[Saved data entries]
══════

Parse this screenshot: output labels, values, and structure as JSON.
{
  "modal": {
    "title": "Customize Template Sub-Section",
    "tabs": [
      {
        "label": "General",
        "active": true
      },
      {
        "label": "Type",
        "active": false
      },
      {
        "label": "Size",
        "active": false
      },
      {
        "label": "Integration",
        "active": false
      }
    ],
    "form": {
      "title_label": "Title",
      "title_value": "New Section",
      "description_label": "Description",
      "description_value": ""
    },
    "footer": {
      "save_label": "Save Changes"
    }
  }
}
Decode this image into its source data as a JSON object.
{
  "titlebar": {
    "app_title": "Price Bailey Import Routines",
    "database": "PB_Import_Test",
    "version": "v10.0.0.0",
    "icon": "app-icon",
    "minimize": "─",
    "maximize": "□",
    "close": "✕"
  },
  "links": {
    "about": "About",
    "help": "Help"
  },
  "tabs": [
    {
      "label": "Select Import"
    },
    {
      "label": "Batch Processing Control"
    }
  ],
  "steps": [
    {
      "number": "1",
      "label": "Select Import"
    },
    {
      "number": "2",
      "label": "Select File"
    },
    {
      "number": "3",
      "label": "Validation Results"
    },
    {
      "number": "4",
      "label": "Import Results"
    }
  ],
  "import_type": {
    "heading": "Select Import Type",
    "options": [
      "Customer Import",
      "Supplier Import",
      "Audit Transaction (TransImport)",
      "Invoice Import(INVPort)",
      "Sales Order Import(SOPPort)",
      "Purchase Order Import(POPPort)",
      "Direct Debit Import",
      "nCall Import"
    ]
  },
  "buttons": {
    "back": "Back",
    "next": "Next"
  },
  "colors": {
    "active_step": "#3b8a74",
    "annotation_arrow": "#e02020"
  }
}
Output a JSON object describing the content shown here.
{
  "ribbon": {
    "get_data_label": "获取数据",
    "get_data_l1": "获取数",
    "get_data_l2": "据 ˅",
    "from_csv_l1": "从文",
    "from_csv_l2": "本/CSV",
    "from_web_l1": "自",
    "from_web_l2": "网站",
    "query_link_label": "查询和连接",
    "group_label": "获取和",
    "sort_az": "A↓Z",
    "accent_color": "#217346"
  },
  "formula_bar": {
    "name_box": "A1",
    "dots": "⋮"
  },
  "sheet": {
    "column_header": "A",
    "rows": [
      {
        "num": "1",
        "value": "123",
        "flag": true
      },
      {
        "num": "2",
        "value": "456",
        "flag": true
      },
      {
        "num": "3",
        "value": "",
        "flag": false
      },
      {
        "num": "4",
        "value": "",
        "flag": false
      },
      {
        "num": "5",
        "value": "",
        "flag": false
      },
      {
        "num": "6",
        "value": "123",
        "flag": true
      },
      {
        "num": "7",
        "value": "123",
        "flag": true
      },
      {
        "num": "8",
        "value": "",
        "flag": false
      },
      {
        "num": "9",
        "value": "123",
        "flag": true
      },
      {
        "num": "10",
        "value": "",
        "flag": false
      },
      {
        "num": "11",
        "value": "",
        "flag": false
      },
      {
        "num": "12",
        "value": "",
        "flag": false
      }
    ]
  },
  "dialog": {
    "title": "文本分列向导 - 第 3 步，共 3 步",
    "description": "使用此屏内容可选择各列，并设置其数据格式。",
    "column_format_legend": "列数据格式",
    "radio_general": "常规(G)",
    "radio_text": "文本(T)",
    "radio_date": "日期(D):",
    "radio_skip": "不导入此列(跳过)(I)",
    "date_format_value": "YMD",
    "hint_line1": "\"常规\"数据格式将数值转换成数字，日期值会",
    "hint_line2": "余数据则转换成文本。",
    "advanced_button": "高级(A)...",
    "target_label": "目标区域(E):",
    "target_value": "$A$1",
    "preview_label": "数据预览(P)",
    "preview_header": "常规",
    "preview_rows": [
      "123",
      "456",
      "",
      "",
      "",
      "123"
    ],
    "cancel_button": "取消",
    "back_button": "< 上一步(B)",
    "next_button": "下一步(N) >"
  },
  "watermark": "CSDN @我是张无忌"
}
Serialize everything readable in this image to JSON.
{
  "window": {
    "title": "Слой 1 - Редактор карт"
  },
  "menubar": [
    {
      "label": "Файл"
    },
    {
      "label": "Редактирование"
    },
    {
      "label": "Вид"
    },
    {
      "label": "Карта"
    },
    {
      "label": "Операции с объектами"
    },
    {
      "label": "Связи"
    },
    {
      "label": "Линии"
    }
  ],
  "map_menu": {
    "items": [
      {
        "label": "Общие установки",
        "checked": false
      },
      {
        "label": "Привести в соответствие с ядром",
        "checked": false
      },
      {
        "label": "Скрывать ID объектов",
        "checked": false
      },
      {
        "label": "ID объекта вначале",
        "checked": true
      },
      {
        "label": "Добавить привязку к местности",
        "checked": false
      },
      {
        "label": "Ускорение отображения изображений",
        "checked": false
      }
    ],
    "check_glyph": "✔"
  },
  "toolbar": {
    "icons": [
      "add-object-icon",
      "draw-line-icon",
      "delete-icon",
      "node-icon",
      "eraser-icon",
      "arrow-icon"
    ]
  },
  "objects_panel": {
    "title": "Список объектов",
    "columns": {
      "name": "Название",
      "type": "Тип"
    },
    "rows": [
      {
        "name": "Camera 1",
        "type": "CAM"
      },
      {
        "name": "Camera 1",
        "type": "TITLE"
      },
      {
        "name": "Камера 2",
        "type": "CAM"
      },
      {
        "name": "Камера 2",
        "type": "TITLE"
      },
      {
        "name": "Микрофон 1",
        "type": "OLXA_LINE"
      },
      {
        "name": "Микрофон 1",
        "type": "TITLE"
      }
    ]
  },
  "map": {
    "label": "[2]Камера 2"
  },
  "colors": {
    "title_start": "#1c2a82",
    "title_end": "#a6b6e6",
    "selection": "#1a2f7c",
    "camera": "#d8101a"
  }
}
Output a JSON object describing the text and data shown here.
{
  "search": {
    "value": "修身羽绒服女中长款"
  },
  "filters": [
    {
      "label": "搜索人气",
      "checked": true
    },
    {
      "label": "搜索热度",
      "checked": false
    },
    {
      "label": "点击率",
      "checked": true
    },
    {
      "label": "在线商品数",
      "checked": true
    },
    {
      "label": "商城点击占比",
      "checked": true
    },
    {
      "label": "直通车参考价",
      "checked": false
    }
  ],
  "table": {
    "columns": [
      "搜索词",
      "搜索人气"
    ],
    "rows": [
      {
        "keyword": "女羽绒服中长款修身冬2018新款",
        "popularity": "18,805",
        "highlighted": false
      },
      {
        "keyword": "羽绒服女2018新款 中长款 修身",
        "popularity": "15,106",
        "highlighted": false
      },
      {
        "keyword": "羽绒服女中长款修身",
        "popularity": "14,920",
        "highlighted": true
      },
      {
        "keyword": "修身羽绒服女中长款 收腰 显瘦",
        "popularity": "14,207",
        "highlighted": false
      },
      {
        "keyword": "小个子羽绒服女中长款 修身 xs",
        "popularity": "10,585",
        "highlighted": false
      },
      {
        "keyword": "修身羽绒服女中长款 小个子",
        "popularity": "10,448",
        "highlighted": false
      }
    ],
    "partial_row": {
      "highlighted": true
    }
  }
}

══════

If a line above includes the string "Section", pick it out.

# EXERCISE SOLUTION:
    "title": "Customize Template Sub-Section",
      "title_value": "New Section",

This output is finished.